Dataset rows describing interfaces
──────

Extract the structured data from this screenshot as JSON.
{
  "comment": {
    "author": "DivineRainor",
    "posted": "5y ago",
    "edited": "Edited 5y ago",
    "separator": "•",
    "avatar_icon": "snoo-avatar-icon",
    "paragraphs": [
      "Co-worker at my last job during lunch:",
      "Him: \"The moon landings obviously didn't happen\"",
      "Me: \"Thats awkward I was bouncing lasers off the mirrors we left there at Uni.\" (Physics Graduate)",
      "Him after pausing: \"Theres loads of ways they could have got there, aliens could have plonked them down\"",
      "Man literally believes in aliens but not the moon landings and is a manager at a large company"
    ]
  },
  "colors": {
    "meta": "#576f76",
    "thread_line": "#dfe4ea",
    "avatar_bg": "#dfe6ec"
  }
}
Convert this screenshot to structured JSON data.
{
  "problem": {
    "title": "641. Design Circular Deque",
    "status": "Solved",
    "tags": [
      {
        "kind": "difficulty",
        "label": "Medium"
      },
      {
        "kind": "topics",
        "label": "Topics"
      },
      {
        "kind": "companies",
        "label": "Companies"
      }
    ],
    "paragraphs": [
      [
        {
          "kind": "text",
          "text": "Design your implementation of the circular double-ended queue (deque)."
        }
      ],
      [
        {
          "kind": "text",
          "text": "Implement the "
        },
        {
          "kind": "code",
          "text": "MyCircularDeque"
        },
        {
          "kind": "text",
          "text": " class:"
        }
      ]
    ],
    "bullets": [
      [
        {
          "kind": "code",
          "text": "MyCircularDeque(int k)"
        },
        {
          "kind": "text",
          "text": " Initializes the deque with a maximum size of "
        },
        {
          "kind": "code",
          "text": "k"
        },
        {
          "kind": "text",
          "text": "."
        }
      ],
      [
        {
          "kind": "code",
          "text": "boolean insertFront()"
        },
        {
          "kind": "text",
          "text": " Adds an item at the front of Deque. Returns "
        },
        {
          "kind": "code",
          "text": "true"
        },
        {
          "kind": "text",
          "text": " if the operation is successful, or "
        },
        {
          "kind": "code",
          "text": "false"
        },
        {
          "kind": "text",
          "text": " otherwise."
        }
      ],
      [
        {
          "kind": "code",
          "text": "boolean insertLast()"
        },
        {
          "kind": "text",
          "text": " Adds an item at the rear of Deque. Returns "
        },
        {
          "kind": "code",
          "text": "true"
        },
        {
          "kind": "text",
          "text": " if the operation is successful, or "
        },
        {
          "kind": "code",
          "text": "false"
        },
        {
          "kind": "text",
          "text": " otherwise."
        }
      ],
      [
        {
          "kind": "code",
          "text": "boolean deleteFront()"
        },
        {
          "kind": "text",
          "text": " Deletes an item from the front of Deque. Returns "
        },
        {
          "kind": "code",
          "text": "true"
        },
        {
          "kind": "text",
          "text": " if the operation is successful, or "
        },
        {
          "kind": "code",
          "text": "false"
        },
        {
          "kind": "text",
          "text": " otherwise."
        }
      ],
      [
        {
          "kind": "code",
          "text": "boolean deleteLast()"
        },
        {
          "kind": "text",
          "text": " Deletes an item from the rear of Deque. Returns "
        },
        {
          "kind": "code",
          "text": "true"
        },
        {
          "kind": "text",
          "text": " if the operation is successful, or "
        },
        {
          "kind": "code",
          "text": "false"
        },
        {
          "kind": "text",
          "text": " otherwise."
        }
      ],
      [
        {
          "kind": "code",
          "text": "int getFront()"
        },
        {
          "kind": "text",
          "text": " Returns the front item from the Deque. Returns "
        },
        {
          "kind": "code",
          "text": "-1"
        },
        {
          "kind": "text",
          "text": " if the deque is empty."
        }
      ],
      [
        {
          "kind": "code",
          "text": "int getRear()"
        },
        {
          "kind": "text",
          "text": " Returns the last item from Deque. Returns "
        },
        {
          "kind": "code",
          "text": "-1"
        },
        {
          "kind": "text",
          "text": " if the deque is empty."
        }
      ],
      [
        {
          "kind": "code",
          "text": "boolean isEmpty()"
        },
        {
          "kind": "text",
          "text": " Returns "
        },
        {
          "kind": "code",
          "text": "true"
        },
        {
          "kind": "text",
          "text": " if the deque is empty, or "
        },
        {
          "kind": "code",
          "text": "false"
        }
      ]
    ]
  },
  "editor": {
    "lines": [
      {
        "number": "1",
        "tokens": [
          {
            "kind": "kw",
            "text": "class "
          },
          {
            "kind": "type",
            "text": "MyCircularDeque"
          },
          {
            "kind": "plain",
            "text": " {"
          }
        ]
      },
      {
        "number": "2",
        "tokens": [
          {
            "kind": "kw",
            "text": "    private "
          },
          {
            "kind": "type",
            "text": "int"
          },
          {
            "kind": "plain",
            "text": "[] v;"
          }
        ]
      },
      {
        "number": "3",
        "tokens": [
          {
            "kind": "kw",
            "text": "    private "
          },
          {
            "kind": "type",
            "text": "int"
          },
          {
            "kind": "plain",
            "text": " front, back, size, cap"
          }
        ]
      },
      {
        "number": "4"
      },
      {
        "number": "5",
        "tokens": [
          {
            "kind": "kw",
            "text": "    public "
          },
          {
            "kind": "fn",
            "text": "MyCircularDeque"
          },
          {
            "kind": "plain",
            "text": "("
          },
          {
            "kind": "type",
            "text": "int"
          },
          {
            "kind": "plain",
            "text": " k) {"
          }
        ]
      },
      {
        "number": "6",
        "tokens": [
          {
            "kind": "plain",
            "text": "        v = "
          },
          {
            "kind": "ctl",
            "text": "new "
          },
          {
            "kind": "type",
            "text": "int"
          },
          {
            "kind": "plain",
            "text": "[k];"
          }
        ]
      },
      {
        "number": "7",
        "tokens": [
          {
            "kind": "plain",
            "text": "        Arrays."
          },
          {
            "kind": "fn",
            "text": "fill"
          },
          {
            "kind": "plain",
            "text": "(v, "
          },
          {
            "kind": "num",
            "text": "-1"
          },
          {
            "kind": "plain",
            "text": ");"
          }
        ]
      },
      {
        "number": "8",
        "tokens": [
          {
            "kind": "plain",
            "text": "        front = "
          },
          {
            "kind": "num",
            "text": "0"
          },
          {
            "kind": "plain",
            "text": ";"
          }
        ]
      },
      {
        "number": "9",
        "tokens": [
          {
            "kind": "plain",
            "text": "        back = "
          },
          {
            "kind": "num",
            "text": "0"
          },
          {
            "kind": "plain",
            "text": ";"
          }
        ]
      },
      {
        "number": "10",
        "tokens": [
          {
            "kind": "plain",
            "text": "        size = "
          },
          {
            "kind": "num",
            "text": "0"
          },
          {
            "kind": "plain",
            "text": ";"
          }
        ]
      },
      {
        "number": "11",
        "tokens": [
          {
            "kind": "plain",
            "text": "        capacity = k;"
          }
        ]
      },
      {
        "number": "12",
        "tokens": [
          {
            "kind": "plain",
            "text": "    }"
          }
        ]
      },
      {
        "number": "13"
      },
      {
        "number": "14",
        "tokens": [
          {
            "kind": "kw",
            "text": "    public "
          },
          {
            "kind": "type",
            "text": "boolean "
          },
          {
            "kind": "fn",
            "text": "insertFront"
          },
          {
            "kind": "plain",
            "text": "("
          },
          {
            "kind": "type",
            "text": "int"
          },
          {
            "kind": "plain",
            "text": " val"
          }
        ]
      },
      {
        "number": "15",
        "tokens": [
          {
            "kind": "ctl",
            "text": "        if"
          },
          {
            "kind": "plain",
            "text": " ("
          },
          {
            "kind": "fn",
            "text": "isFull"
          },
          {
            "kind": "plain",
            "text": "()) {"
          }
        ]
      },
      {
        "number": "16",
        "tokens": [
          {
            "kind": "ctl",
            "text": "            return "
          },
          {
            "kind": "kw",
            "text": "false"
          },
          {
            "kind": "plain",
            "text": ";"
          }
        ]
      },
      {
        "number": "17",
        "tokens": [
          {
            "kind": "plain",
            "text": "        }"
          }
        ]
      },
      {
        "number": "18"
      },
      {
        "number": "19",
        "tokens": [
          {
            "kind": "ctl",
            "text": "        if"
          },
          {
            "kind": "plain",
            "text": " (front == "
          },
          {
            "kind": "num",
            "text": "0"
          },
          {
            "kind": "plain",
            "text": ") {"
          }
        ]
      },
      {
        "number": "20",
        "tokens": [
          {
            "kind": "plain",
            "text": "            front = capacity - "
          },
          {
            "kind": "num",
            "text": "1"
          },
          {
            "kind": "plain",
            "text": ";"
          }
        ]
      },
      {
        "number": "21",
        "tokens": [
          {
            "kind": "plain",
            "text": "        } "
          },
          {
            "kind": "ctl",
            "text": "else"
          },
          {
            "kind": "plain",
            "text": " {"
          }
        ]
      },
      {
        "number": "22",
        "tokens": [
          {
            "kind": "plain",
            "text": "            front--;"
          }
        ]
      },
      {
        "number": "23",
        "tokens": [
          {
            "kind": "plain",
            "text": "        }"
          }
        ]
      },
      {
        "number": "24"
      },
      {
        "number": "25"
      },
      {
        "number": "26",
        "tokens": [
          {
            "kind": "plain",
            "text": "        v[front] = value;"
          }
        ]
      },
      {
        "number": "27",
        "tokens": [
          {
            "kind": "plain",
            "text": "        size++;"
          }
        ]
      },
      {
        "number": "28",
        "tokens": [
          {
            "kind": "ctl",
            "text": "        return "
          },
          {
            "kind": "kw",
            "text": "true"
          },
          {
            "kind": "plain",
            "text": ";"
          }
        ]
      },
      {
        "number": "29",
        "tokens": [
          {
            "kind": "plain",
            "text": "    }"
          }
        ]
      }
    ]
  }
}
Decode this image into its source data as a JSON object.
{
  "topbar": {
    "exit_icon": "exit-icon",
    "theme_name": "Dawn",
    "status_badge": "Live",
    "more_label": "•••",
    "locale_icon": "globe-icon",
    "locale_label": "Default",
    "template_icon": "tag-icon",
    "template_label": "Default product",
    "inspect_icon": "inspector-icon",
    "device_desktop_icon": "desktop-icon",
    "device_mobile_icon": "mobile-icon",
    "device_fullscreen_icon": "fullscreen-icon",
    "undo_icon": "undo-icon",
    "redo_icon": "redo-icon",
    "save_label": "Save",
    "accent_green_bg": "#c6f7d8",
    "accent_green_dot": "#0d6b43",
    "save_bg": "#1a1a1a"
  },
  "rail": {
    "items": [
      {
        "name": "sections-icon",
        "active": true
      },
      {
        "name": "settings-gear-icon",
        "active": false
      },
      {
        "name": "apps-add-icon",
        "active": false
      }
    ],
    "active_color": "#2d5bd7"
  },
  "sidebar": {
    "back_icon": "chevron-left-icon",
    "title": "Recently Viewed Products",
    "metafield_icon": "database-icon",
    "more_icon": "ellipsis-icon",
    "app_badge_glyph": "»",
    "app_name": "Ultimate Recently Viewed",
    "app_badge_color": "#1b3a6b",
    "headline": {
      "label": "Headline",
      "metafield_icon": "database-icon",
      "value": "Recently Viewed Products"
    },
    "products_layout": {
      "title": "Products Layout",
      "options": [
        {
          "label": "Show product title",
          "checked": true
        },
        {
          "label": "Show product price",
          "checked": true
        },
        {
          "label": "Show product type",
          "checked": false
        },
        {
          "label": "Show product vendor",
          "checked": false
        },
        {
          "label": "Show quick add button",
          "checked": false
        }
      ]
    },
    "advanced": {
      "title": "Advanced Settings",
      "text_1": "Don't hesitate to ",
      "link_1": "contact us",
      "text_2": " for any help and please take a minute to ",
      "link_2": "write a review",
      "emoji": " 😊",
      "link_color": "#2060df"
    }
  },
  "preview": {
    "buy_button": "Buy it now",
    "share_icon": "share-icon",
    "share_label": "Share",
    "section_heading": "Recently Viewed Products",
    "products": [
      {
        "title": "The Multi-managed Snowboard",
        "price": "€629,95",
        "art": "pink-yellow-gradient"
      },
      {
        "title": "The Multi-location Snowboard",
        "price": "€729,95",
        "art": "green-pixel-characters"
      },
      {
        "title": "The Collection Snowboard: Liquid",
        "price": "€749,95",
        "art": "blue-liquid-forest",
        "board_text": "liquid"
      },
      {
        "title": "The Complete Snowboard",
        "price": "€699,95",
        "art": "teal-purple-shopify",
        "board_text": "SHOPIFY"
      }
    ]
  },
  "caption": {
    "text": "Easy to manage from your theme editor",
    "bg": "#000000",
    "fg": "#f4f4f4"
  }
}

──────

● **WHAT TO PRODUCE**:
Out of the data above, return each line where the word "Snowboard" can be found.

● **RESULT OF THIS EXERCISE**:
        "title": "The Multi-managed Snowboard",
        "title": "The Multi-location Snowboard",
        "title": "The Collection Snowboard: Liquid",
        "title": "The Complete Snowboard",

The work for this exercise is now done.